>> >> circle and periodic polynomials like Fourier series?
>> >
>> >
>> > It looks to be the weight. Also, the usual Fourier series include terms
>> in
>> > 1/z which allows for real functions. I suspect there is some finagling
>> that
>> > can be done to make things go back and forth, but I am unfamiliar with
>> the
>> > topic. Hmm, Laurent polynomials on the unit circle might be more what
>> you
>> > are looking for, see the reference at http://dlmf.nist.gov/18.33 .
>>
>> Might we worth looking into, but this "finagling" usually turns out to
>> be very time consuming for me, where I don't have the background and
>>
>> (Might be just finding the right coordinate system, or it might mean I
>> would have to look into complex random variables.)
>>
>>
> There seems to be quite a bit of literature out there, but not of the
> practical sort, i.e., use this for weights that. I thought this paper, Orthogonal
> Trigonometric Polynomials <http://arxiv.org/abs/0805.2640>, was pretty
> good as an introduction to the area and it seems to cover the 'finagle',
> but I suspect it isn't what you need.
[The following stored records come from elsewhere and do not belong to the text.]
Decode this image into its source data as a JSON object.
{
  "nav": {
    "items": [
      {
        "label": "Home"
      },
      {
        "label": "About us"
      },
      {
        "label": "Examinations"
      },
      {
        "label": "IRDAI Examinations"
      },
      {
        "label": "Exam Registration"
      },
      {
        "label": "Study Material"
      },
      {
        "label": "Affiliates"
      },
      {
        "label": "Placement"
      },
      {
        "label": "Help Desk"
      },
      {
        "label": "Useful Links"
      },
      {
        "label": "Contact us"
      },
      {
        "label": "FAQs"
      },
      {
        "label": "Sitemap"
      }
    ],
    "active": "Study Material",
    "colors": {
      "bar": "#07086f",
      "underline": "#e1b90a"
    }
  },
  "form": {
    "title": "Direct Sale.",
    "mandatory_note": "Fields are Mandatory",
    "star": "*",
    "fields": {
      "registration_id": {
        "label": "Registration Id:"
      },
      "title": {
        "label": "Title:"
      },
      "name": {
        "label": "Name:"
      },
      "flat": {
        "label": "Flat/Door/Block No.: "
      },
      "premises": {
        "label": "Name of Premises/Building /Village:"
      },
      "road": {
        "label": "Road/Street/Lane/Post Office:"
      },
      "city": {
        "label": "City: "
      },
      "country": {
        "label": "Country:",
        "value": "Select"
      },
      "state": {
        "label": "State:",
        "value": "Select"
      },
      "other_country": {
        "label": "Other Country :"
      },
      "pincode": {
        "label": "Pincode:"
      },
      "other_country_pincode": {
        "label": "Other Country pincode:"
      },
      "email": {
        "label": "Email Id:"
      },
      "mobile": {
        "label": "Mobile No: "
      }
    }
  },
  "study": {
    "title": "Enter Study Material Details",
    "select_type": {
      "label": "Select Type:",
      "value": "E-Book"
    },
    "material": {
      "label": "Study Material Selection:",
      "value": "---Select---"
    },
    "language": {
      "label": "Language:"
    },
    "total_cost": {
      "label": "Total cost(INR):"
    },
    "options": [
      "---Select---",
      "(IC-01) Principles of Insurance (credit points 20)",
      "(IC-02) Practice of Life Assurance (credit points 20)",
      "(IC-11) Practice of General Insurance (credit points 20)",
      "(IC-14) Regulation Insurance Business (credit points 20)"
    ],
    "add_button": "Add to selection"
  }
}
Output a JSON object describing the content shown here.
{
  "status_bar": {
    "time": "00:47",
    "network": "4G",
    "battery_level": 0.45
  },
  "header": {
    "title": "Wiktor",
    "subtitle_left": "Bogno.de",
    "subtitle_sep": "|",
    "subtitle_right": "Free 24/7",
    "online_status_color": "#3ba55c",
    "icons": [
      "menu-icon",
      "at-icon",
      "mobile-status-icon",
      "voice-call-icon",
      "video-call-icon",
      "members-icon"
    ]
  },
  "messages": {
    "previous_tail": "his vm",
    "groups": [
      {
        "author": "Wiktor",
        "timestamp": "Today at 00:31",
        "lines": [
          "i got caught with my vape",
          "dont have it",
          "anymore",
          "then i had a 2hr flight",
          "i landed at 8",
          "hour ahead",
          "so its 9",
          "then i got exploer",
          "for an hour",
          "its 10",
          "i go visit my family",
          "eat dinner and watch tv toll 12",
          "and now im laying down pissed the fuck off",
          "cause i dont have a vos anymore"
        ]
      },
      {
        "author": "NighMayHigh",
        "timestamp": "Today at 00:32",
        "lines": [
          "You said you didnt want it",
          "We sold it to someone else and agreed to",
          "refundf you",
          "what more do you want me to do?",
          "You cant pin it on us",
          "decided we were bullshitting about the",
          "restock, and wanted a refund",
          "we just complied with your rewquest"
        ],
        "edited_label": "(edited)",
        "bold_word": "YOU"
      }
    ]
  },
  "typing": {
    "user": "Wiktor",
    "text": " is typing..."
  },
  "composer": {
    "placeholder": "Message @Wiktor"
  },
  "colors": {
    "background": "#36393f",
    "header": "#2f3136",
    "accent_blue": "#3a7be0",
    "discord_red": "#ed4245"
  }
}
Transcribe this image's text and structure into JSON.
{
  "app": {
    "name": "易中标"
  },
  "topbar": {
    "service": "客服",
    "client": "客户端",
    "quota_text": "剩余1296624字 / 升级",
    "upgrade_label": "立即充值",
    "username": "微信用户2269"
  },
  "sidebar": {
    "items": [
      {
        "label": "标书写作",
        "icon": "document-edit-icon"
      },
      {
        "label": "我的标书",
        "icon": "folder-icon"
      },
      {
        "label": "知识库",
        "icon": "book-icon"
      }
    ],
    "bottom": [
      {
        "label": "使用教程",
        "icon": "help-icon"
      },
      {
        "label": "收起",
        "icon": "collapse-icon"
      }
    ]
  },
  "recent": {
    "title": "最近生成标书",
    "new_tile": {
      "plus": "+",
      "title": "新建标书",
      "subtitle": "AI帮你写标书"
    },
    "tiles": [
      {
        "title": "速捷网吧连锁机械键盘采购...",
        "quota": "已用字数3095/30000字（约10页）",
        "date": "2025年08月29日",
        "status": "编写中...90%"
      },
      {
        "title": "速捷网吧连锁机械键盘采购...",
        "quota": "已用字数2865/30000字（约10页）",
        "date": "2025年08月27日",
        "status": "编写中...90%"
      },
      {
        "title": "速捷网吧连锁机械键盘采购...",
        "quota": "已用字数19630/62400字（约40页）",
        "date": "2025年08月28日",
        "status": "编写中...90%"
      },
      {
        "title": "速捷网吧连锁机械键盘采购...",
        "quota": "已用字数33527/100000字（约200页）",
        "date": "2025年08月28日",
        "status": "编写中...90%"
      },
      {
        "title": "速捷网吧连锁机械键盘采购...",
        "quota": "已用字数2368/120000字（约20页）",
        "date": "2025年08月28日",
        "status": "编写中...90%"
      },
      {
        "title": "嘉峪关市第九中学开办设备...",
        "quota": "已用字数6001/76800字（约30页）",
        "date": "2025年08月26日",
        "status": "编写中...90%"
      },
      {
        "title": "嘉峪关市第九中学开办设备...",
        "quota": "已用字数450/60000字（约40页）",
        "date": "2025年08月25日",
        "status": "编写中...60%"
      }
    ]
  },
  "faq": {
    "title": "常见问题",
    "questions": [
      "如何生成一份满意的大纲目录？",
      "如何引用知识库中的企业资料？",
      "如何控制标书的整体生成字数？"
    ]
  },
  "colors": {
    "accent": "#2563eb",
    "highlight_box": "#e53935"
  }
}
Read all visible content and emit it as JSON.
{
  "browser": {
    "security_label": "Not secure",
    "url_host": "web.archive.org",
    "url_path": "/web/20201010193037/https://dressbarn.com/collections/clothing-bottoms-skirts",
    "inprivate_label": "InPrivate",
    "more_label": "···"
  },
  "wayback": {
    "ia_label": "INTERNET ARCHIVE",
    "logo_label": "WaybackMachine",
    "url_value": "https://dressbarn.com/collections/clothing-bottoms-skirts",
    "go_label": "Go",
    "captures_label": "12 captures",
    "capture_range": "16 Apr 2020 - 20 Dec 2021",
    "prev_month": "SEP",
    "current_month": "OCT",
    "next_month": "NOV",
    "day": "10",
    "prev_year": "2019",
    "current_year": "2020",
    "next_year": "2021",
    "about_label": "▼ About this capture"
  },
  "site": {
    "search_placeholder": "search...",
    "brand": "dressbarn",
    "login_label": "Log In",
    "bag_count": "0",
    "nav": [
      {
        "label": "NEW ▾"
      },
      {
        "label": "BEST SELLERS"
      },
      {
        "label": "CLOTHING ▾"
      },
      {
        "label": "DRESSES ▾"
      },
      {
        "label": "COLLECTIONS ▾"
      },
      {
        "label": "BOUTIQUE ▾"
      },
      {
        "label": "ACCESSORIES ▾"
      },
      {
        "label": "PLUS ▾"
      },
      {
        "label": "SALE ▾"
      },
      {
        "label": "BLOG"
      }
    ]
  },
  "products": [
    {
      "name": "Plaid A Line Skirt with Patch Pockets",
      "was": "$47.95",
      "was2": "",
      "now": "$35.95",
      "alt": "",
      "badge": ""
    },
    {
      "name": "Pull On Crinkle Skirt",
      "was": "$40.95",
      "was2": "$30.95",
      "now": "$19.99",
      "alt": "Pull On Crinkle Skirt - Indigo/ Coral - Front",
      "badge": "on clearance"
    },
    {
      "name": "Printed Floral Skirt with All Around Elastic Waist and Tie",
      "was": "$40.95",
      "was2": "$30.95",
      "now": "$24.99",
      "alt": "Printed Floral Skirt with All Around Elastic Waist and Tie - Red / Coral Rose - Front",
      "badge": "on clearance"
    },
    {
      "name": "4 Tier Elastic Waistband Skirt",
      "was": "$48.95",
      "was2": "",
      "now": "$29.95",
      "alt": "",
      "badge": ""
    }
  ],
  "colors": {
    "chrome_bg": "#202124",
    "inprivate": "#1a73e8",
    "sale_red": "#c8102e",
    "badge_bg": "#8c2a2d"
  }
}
I put it out there in case someone
> wants to pursue the subject.
>
>